Starting well before dawn, essential workers toil at factories and markets and restaurants. Some remain deep into the night; the lucky ones work from home. Parks and beaches and hiking trails beckon those desperate for a break.

But COVID-19 has not been an equal-opportunity scourge. Those who see no choice but to work outside their homes are far more exposed than those who have the luxury of sheltering in place. Those in crowded households are far more likely to fall ill than those who live alone or in small families.

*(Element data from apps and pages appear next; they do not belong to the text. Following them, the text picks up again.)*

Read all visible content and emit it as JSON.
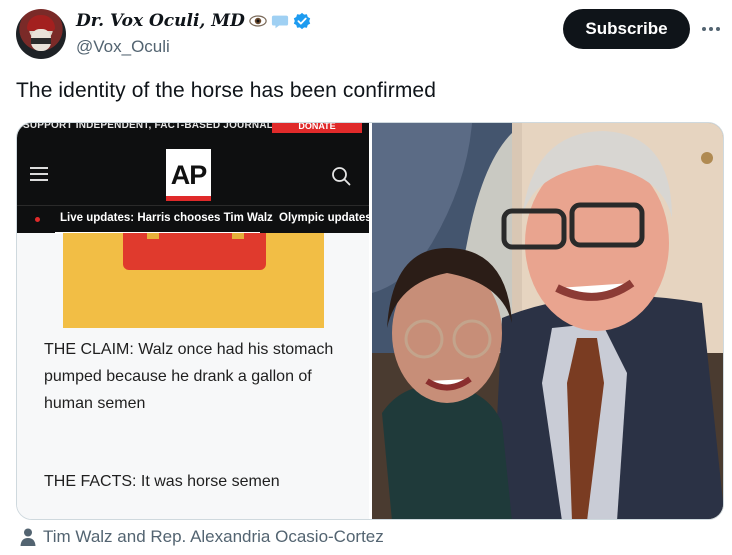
{
  "author": {
    "display_name": "Dr. Vox Oculi, MD",
    "handle": "@Vox_Oculi",
    "emoji_icons": [
      "eye-icon",
      "speech-bubble-icon"
    ],
    "verified": true,
    "accent_color": "#1d9bf0"
  },
  "actions": {
    "subscribe_label": "Subscribe",
    "more_icon": "more-dots-icon"
  },
  "tweet": {
    "text": "The identity of the horse has been confirmed"
  },
  "media": {
    "left_image": {
      "support_banner": "SUPPORT INDEPENDENT, FACT-BASED JOURNALISM.",
      "donate_label": "DONATE",
      "logo_text": "AP",
      "nav_live": "Live updates: Harris chooses Tim Walz",
      "nav_next": "Olympic updates",
      "claim_text": "THE CLAIM: Walz once had his stomach pumped because he drank a gallon of human semen",
      "facts_text": "THE FACTS: It was horse semen"
    },
    "right_image": {
      "description_icon": "photo"
    }
  },
  "caption": {
    "icon": "person-icon",
    "text": "Tim Walz and Rep. Alexandria Ocasio-Cortez"
  }
}
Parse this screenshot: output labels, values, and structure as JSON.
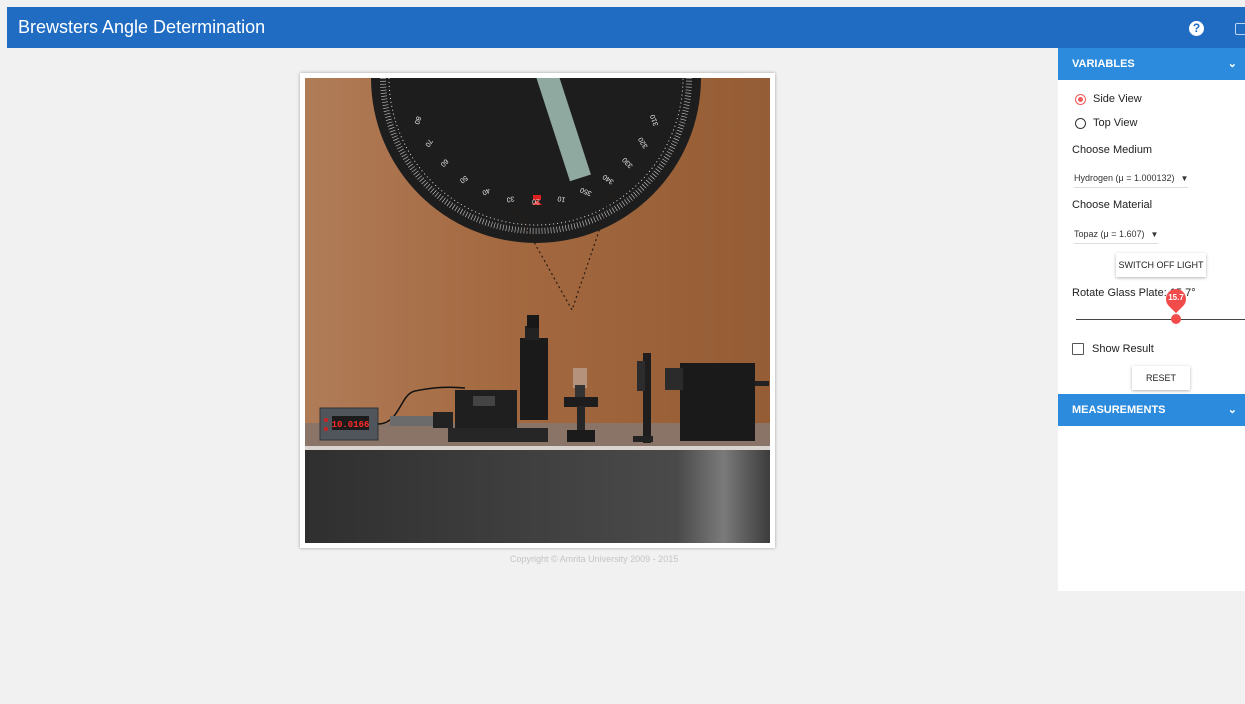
{
  "header": {
    "title": "Brewsters Angle Determination",
    "help_icon": "help-circle-icon",
    "fullscreen_icon": "fullscreen-icon",
    "bar_color": "#1f6cc2"
  },
  "simulation": {
    "dial_labels": [
      "80",
      "70",
      "60",
      "50",
      "40",
      "30",
      "20",
      "10",
      "350",
      "340",
      "330",
      "320",
      "310"
    ],
    "meter_reading": "10.0166",
    "copyright": "Copyright © Amrita University 2009 - 2015"
  },
  "panel": {
    "variables_header": "VARIABLES",
    "view_options": [
      {
        "label": "Side View",
        "selected": true
      },
      {
        "label": "Top View",
        "selected": false
      }
    ],
    "choose_medium_label": "Choose Medium",
    "medium_selected": "Hydrogen (μ = 1.000132)",
    "choose_material_label": "Choose Material",
    "material_selected": "Topaz (μ = 1.607)",
    "switch_light_label": "SWITCH OFF LIGHT",
    "rotate_label": "Rotate Glass Plate: 15.7°",
    "rotate_value": "15.7",
    "show_result_label": "Show Result",
    "reset_label": "RESET",
    "measurements_header": "MEASUREMENTS",
    "accent_color": "#2c8bdc"
  }
}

A Times analysis, based on Los Angeles County data, shows that someone living in the heavily immigrant Pico-Union neighborhood, for example, is seven times more likely to contract the disease — and 35 times more likely to die — than someone in relatively affluent Agoura Hills.

The Times sent reporters across the city to capture one day, Wednesday, in the life of the coronavirus pandemic. Here is what they found:

4 a.m. | Los Angeles Flower Mart

Sunrise Wholesale Flowers at The Original Los Angeles Flower Market

Most of Los Angeles was still asleep, but the heart of L.A.’s flower district on Wall Street was already full of life — of both the human and plant variety — a cacophony of color. Buckets of lilies, roses, baby’s breath, chrysanthemums, sunflowers, hydrangeas and daisies were being carted through the cavernous Original Los Angeles Flower Market.

The market reopened May 7 after being shut for two months due to COVID-19.

“We are all adjusting to the new norm,” said Qiana Rivera, as she separated bunches of green fronds. One of the market’s vendors, Rivera is grateful to be back at work. “It was so nice to come back and see our regular customers.”

But it’s been challenging too. Many vendors, like David Ramirez, say business has suffered tremendously. Ramirez is barely breaking even: “We are just trying to survive,” he said.

Summer is typically peak wedding season, a lucrative time for the flower market, but most gatherings and celebrations have been postponed or canceled. “This should be a good season for us, but we are really struggling,” Ramirez said.

It’s not just the sellers who are having difficulties. During the two-month shutdown, growers across California threw out thousands of flowers and lost millions of dollars.

Many Flower Market customers are florists doing their best to drum up work despite the decline in events, but individual shoppers have also begun to visit the market again too.

Charlotte Redmond, a phlebotomist who is now testing people for COVID-19, stopped by before work.

She was browsing the house plants, looking for pothos and air plants. “Testing for COVID all day is wearing me out,” Redmond said. “My happy place is my garden now — the plants make me feel peaceful.”